Our Corporate Headquarters in Dublin, California, achieved Leadership in Energy and Environmental Design (LEED) Gold certification from the U.S. Green Building Council, with features that increase our Associates’ comfort while minimizing our environmental impact.

The sustainability features of our headquarters include energy management equipment such as high-efficiency HVAC equipment, Energy Star appliances, and lighting with motion sensors and daylight controls. Additionally, we converted our interior and exterior lighting to LEDs.

We also enabled lower-emission transportation options by having on-site electric vehicle charging stations, providing bicycle storage and changing facilities, and locating the campus close to public transportation. We also offer programs that help our Associates to pay for public transportation using pre-tax dollars.

We support lower-carbon travel options for the field leadership organization, which supports Stores across the country. One of the key functions of our field leaders is to visit and provide direct guidance to Stores in their area, which means many of these leaders spend a lot of time on the road. To help lower the GHG impact of these visits, Ross has a corporate fleet of primarily hybrid vehicles. We estimate that we would have used over 45 percent more fuel in 2022 if our fleet contained only conventional vehicles.
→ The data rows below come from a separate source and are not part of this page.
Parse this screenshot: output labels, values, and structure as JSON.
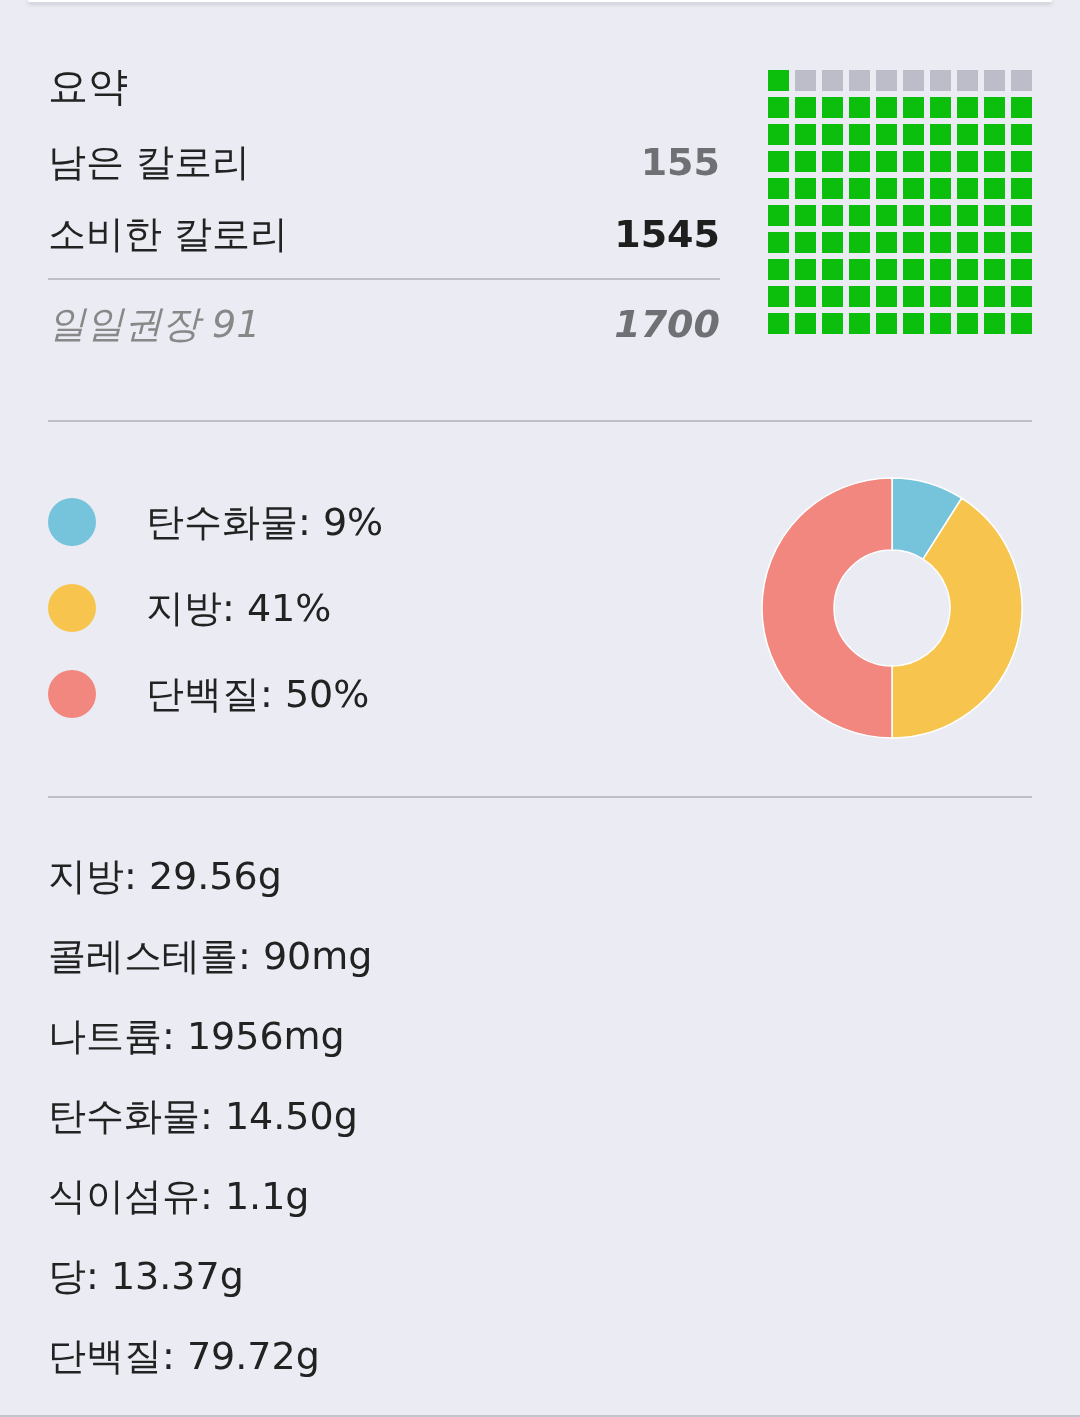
{
  "summary": {
    "title": "요약",
    "rows": [
      {
        "kind": "remaining",
        "label": "남은 칼로리",
        "value": "155"
      },
      {
        "kind": "consumed",
        "label": "소비한 칼로리",
        "value": "1545"
      },
      {
        "kind": "goal",
        "label": "일일권장 91",
        "value": "1700"
      }
    ],
    "waffle": {
      "level": 0.91
    }
  },
  "macros": {
    "legend": [
      {
        "label": "탄수화물: 9%",
        "color": "#76c3dc"
      },
      {
        "label": "지방: 41%",
        "color": "#f7c54e"
      },
      {
        "label": "단백질: 50%",
        "color": "#f1877f"
      }
    ],
    "chart_data": {
      "type": "donut",
      "values": [
        9,
        41,
        50
      ]
    }
  },
  "nutrients": [
    "지방: 29.56g",
    "콜레스테롤: 90mg",
    "나트륨: 1956mg",
    "탄수화물: 14.50g",
    "식이섬유: 1.1g",
    "당: 13.37g",
    "단백질: 79.72g"
  ]
}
Energy Efficiency: Product Transportation

Although Ross does not own the trucks, trains, and ocean vessels that transport our products, we know that the impact of transporting our products is a significant source of indirect emissions.

We work continuously with our transportation providers to improve shipping efficiency across our distribution network as we grow our business and Store base.

Some of the strategies we deployed in 2022 include:

  • Shipments were consolidated whenever possible to reduce the number of trips to Stores each day.
  • We shipped by rail whenever possible, which is less polluting than standard ground transportation. Approximately 32 percent of outbound freight from our Distribution Centers was shipped via rail in 2022.
  • Approximately 78 percent of our transportation partners participated in the SmartWay Partnership, a U.S. Environmental Protection Agency program that improves fuel efficiency and reduces air pollution.
  • The capacity of each trailer was maximized through floor loading and removing unnecessary packaging, leading to fewer shipments.
  • We completed route optimization projects, which eliminate 1.9 million over-the-road miles from Store deliveries on an annual basis. We have processes in place to continue reviewing opportunities to reduce miles and routes quarterly as we grow.
  • We utilized electric yard vehicles at select Distribution Centers to replace vehicles with internal combustion engines.
  • We worked with international transportation partners on optimal loading of containers shipped on ocean vessels. This lowered the number of containers needed to ship our products from overseas, reducing the total number of shipments and emissions.